There’s some parts that take longer, but about every seven years or so you’ll have grown an entirely new body. All of your cells would have split and died and there would be a whole new you that emerged cell by cell throughout that time. Take a moment to really think about that. Literally a new you every decade.
On each of those cells are receptors for the neurological-chemicals that are produced on instructions from your thinking. Think a scary thought, your hypothalamus produces the chemistry for fear, and your body reacts by changing your expression, your posture, and your awareness etc. in a variety of fearful ways.
If you continually bombard yourself with a particular chemistry—your body is smart, it will make your body good at absorbing that chemistry. So in essence, as cells split, the new daughter cell will be better at what you’ve taught the parent cell you want to do. So if you’re in the gym and you’re working on your biceps, then that cell will be really good at gathering all of the necessarily chemical elements to facilitate the growth and strengthening of your muscles. Likewise if you constantly feel victimized, or afraid, or angry, your cells will split being good at that. So you can literally build a body that’s good at being angry. Fortunately, you can also build one that’s good at being happy.
This week’s blog links to an article that was featured in UofC Berkeley‘s on line publication, The Greater Good. It talks about how our body naturally adapts to our requests, which in turn points to the importance of us maintaining awareness of our thinking. By making our thoughts more intentional, we can assume a much higher degree of control over whether or not we create and enjoy a full and rewarding life.
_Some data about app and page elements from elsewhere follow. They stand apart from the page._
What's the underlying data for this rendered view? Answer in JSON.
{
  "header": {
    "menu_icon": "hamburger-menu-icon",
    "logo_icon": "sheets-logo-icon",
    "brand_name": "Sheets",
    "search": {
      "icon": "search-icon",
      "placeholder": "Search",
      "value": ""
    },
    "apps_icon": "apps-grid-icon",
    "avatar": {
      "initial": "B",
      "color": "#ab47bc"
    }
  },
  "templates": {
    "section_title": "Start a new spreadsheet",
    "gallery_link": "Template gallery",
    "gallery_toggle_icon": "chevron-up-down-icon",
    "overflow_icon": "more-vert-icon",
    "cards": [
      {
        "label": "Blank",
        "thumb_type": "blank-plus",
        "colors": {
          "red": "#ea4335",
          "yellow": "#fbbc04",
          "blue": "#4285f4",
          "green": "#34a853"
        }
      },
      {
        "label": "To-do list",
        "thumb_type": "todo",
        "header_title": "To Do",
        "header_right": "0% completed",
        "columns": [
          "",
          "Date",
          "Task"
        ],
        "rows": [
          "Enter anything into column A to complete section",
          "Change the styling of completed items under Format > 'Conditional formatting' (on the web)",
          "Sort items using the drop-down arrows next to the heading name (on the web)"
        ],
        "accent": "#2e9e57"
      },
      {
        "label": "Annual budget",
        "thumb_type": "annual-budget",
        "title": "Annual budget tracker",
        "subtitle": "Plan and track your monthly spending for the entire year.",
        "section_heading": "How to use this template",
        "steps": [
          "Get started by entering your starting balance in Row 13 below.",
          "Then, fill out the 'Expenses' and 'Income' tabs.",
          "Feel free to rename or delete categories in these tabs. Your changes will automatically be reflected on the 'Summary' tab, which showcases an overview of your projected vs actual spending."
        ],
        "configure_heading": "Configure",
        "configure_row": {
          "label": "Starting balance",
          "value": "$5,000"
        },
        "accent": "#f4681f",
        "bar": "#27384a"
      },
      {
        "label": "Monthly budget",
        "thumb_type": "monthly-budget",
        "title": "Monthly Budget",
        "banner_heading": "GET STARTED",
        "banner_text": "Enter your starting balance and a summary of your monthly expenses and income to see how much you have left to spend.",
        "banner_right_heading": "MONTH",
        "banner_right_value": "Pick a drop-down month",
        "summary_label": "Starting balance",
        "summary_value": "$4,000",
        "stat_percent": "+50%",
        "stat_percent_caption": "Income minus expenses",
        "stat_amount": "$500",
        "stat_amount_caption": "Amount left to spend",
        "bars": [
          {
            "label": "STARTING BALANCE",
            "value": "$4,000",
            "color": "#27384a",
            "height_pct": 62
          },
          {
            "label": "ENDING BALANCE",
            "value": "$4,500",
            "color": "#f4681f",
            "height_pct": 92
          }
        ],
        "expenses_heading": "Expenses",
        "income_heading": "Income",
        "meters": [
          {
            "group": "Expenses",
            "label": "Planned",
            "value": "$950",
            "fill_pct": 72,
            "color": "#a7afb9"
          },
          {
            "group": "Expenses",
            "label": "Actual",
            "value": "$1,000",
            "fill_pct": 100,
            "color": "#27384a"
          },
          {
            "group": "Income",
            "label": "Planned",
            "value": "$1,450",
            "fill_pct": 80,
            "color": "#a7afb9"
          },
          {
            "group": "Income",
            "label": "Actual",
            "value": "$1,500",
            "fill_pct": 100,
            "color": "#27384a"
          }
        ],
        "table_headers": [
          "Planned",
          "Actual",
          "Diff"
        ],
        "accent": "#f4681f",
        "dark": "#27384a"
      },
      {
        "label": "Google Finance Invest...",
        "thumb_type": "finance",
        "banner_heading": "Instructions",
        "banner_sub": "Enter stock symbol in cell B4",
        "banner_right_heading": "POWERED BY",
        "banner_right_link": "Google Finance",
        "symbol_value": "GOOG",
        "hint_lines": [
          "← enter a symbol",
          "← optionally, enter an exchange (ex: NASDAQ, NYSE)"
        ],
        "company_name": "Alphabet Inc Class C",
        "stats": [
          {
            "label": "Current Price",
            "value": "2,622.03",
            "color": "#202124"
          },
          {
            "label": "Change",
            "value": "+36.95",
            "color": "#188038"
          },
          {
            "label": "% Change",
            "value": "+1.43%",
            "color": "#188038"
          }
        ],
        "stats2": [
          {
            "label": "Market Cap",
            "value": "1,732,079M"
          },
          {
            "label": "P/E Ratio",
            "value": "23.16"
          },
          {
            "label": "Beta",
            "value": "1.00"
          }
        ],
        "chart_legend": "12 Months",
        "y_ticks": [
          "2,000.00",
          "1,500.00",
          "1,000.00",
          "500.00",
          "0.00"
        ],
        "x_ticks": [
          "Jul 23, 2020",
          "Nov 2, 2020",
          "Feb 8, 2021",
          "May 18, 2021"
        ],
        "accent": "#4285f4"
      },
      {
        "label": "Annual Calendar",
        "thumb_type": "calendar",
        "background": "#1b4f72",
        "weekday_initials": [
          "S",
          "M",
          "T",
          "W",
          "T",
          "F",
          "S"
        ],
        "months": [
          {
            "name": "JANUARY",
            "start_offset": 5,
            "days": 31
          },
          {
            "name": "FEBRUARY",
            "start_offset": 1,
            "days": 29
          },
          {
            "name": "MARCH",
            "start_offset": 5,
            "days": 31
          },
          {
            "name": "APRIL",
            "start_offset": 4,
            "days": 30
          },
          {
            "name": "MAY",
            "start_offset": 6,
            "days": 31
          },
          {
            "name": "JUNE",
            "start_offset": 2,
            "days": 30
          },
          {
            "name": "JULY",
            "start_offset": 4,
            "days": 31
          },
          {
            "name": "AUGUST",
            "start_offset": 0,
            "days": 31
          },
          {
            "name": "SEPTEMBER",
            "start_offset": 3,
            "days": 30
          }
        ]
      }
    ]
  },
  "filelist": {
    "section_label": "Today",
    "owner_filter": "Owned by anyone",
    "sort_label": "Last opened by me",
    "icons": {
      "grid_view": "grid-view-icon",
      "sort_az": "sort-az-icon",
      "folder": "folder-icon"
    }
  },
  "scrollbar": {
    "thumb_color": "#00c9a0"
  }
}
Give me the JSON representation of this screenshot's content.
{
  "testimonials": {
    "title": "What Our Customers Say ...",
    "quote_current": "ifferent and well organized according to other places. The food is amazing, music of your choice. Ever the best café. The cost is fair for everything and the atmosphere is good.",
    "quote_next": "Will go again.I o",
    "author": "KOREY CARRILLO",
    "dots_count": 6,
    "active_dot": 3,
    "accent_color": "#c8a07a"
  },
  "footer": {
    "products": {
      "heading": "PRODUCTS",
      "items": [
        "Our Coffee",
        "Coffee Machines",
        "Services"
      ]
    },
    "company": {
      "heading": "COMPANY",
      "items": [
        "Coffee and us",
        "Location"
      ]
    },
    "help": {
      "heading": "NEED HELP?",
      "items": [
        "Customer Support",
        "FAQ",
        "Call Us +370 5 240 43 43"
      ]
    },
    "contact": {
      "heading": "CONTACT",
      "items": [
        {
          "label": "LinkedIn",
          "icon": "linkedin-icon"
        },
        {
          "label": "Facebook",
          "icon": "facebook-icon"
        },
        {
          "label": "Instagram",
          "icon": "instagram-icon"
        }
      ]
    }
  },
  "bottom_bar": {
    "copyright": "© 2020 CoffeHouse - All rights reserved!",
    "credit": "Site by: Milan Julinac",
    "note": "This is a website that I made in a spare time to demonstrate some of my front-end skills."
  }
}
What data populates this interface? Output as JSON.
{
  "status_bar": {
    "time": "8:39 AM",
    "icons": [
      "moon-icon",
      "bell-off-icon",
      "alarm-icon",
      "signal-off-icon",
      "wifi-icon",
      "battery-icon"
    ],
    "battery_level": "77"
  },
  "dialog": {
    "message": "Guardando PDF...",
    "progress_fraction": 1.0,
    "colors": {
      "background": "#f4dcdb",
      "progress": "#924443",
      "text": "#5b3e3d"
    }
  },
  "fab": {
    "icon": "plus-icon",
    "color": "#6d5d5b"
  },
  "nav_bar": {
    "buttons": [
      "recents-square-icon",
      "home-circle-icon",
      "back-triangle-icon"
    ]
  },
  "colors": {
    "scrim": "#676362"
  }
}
Following a serious childhood brain injury Scott McPherson unwittingly spent his entire life meditating on the concepts of thought, consciousness, reality and the self. This made him as strange to others as they were to him. Seeing the self-harm people created with their own overthinking, Scott dedicated part of his life to helping others live with greater awareness. He is currently a writer, speaker and mindfulness instructor based in Edmonton, AB, where he finds it strange to write about himself in the third person.